The death of two toddlers has sparked conversation over whether hardwired smoke alarms should be compulsory in all homes.
Last September, two sisters died from smoke inhalation at their rented East Geelong property after one of their plush toys fell onto a heater.
A coroner has spoken out and said the deaths of the two girls would not have happened if their house had working smoke alarms.
So the question now is whether or not the rules covering smoke alarm installation maintenance should be tighter?
The coroner also wants to make it an offence for landlords to lease properties without hardwired smoke alarms.
For the moment, rental properties built after August 1997 must have hardwired smoke alarms.
However, older homes only require battery-powered smoke alarms, which can be deactivated and removed.
Another aspect to consider is whether or not a fire safety education program for migrants from non-English speaking countries should be mandatory where smoke alarms aren't familiar.
What do you think? Could this have also prevented the death of the toddlers?

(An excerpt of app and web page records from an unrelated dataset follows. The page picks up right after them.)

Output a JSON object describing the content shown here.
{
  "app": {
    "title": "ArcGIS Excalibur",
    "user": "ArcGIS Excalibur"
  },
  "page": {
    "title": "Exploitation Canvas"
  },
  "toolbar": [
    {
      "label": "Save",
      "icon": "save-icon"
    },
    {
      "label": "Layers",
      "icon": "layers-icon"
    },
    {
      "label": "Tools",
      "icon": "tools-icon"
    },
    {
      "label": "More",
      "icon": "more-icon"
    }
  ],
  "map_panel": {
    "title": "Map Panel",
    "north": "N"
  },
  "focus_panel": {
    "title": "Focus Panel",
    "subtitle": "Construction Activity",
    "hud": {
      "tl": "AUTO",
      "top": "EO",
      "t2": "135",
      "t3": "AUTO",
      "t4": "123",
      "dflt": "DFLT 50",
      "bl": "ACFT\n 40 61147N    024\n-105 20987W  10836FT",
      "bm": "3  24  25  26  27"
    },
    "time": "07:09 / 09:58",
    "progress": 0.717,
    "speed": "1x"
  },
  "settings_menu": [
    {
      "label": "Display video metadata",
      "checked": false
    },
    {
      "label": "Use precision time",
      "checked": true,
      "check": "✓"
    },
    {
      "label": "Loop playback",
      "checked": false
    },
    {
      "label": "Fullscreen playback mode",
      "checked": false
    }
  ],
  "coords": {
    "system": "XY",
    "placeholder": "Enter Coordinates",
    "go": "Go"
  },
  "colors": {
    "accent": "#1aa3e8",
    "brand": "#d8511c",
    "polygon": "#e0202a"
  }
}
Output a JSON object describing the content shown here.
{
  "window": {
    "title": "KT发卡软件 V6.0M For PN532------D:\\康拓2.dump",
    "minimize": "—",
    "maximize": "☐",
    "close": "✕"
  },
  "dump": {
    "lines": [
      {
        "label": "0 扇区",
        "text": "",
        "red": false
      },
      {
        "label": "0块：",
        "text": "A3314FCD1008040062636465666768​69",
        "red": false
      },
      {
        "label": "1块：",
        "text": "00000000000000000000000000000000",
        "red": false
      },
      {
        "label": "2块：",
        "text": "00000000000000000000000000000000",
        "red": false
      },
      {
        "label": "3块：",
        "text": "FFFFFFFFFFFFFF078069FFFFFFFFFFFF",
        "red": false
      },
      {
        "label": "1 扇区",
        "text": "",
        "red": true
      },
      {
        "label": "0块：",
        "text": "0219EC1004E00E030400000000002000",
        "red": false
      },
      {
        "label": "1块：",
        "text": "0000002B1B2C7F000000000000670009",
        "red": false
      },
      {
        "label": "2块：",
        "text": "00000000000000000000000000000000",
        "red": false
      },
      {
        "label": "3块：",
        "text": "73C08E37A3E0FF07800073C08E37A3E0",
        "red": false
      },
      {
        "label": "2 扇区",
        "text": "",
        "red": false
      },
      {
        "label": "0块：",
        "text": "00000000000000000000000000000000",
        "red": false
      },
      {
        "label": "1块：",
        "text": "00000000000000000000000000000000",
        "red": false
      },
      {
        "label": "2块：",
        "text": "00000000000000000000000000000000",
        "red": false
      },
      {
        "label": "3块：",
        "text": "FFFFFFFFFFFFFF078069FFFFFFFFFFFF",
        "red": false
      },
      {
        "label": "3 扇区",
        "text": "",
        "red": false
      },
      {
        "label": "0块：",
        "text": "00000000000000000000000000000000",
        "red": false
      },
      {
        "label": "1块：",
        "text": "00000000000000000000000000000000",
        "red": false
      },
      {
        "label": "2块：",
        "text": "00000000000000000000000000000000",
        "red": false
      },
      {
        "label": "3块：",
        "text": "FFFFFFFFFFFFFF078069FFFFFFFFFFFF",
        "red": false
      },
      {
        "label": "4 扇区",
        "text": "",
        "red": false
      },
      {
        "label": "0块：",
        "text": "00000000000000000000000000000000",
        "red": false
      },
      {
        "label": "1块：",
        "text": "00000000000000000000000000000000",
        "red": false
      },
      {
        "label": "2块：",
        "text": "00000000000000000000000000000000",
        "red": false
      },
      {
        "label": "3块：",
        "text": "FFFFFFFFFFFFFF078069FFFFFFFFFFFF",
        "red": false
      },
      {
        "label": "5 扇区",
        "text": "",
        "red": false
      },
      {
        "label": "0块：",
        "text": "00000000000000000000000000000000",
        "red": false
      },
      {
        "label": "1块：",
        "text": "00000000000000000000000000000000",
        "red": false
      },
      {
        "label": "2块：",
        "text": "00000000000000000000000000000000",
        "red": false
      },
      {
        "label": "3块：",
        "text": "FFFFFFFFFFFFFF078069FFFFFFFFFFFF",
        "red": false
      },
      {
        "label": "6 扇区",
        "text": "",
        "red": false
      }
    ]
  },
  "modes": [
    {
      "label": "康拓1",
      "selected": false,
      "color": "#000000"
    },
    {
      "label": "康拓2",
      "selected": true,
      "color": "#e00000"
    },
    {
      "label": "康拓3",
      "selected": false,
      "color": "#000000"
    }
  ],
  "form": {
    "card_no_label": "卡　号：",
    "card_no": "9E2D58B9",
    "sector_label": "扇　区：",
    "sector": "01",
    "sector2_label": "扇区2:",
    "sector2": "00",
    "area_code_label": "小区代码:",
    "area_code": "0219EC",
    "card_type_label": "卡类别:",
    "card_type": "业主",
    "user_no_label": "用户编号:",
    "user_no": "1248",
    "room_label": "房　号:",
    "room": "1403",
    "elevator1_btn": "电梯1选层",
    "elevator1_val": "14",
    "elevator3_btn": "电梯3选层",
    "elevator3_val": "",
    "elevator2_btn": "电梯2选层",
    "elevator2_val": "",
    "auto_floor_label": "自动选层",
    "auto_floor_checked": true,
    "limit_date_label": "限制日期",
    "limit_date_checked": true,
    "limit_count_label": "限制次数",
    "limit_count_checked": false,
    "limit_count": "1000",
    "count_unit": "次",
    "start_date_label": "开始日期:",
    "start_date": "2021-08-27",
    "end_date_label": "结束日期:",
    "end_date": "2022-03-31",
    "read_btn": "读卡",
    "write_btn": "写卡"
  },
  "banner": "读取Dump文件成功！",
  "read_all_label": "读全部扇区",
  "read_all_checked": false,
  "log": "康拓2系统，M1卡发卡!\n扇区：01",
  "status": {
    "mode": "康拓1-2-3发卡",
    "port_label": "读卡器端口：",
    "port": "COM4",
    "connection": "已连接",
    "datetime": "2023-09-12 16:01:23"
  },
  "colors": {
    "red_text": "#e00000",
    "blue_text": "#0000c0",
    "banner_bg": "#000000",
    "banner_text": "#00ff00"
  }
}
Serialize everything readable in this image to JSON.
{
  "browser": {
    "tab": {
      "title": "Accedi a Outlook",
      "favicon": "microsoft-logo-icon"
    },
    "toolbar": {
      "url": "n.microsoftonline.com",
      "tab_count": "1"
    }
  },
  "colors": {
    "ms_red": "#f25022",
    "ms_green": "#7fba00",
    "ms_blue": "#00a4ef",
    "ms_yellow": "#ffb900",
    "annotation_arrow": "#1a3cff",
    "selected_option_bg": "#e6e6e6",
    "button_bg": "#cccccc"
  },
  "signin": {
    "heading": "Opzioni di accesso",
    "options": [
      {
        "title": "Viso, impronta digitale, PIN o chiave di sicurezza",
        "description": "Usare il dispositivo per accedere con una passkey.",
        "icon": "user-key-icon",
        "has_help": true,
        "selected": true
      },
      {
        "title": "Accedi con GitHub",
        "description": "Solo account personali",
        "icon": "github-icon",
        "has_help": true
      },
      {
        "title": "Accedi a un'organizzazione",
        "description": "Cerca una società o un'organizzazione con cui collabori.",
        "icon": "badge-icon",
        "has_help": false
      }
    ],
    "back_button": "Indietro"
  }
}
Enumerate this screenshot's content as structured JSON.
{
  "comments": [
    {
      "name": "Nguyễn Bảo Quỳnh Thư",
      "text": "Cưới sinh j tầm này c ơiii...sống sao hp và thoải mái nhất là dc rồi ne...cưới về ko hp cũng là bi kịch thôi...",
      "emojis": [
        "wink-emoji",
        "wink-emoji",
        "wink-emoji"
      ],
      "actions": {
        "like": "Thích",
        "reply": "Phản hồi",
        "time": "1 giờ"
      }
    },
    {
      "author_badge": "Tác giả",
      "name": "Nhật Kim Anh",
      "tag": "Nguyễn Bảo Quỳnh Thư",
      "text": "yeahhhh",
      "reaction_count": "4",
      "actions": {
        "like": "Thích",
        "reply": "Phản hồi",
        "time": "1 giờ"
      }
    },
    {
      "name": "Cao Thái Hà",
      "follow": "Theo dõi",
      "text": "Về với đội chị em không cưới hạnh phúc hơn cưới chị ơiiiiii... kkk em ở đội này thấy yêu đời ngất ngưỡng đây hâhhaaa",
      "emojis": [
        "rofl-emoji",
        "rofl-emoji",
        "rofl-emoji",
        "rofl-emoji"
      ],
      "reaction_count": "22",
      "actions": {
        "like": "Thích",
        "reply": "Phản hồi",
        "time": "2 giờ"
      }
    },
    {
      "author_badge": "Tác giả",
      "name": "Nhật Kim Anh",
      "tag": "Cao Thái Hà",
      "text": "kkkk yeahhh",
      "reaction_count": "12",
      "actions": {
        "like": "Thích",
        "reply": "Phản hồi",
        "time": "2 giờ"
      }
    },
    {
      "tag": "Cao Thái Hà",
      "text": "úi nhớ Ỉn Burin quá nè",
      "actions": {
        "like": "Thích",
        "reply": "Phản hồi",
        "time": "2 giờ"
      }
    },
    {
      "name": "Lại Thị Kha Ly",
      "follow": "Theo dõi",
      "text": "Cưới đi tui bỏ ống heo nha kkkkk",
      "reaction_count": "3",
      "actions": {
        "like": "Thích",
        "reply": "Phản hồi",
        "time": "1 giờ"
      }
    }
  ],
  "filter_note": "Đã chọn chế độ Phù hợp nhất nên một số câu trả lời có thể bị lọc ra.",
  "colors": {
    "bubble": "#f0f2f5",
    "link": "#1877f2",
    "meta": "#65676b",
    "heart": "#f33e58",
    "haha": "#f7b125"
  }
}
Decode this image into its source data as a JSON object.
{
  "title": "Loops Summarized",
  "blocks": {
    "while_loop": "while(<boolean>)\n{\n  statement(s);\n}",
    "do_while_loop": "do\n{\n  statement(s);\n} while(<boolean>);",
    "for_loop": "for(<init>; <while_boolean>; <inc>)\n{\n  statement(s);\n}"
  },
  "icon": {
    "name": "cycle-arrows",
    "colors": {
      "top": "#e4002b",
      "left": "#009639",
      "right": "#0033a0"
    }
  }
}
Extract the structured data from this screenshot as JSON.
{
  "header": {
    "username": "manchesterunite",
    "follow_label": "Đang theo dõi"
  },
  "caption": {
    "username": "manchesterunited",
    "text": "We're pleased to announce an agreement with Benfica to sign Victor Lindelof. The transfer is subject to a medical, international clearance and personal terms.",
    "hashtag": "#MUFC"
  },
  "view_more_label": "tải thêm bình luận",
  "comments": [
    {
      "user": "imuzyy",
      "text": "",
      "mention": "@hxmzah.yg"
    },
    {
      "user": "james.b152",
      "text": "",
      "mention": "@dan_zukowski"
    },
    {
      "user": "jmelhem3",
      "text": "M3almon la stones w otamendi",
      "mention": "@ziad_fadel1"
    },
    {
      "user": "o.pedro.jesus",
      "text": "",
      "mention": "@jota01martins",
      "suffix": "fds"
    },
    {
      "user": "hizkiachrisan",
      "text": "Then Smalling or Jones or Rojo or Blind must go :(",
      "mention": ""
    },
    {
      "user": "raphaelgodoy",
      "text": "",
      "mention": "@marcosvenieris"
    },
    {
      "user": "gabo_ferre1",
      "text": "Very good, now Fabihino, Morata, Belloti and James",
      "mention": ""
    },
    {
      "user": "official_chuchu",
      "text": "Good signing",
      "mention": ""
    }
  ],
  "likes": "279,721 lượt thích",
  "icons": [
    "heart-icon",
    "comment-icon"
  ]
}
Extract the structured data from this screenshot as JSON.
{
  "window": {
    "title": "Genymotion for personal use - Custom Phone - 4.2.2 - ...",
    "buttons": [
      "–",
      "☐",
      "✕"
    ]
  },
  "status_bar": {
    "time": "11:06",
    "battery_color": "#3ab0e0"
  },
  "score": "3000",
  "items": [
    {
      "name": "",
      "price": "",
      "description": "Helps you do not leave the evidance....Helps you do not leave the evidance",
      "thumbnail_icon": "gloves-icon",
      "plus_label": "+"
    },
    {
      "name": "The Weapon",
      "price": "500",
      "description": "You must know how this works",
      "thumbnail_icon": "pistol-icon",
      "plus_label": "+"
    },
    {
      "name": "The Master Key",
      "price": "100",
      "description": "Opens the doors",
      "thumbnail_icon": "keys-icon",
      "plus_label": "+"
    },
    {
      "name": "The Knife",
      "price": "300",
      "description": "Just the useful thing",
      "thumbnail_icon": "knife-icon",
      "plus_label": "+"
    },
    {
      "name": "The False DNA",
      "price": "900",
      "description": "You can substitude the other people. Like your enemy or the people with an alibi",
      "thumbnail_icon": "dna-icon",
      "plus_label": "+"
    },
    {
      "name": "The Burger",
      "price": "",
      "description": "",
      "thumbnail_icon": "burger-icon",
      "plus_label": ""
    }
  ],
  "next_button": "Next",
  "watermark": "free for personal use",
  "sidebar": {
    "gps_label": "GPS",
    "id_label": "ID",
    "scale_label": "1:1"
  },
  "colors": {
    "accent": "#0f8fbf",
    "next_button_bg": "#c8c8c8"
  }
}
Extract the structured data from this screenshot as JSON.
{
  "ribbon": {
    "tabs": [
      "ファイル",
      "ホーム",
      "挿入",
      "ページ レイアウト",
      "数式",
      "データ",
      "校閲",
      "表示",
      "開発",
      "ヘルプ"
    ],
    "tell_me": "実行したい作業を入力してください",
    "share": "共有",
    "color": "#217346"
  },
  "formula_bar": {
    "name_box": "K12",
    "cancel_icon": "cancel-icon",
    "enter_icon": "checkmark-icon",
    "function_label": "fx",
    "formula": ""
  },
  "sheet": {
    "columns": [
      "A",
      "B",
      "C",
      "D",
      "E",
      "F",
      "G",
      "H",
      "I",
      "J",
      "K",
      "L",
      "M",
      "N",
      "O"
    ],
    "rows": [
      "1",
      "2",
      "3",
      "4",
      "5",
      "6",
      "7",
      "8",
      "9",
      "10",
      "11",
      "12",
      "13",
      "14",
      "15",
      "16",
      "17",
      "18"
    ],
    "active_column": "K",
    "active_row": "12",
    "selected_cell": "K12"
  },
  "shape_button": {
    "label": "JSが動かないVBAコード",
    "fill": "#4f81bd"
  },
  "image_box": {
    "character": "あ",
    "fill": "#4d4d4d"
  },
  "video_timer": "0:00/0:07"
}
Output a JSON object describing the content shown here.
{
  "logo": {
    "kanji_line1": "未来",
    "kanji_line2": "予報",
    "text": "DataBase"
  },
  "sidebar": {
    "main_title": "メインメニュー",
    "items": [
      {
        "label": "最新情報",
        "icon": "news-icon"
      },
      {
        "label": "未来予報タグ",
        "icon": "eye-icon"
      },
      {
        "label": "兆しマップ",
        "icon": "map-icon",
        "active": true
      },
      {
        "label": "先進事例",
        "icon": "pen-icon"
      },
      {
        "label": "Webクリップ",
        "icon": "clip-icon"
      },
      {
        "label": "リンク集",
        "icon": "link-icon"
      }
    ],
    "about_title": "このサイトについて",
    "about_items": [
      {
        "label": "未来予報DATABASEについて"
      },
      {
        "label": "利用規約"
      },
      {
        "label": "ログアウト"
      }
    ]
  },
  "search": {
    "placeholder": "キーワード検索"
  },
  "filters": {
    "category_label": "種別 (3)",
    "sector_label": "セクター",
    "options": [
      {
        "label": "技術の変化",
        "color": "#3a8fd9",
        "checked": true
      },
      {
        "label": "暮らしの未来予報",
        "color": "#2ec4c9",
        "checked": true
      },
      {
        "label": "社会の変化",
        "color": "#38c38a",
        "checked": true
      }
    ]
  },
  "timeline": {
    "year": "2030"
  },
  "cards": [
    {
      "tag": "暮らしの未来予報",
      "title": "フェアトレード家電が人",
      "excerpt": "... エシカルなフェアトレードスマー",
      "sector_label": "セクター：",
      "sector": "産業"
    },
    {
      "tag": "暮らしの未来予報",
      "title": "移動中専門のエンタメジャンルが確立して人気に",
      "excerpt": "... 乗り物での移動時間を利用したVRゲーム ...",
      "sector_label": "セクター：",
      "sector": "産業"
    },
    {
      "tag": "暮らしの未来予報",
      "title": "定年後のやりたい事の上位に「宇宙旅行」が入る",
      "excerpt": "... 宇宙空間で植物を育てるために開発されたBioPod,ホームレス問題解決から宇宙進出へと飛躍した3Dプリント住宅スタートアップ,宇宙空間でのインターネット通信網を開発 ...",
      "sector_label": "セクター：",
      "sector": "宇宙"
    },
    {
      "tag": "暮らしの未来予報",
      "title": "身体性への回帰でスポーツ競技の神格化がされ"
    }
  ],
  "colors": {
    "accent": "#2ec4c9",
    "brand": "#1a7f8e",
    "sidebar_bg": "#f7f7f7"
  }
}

Tenants are recommended to check if their smoke alarms are working and to replace the batteries every year.
But the coroner said she would be surprised if tenants were oblivious to these recommendations.
The coroner has also requested changes to the Consumer Affairs Victoria publication, 'Renting A Home: A Guide For Tenants', to clarify who's responsible for checking smoke alarms and include illustrations of how to conduct these checks, so it's simple for our non-English speaking immigrants.
What are your thoughts on this?
Do you agree with updating our laws around this?
Do you believe the girls' deaths were preventable if any of these changes were in place?
Let us know your thoughts.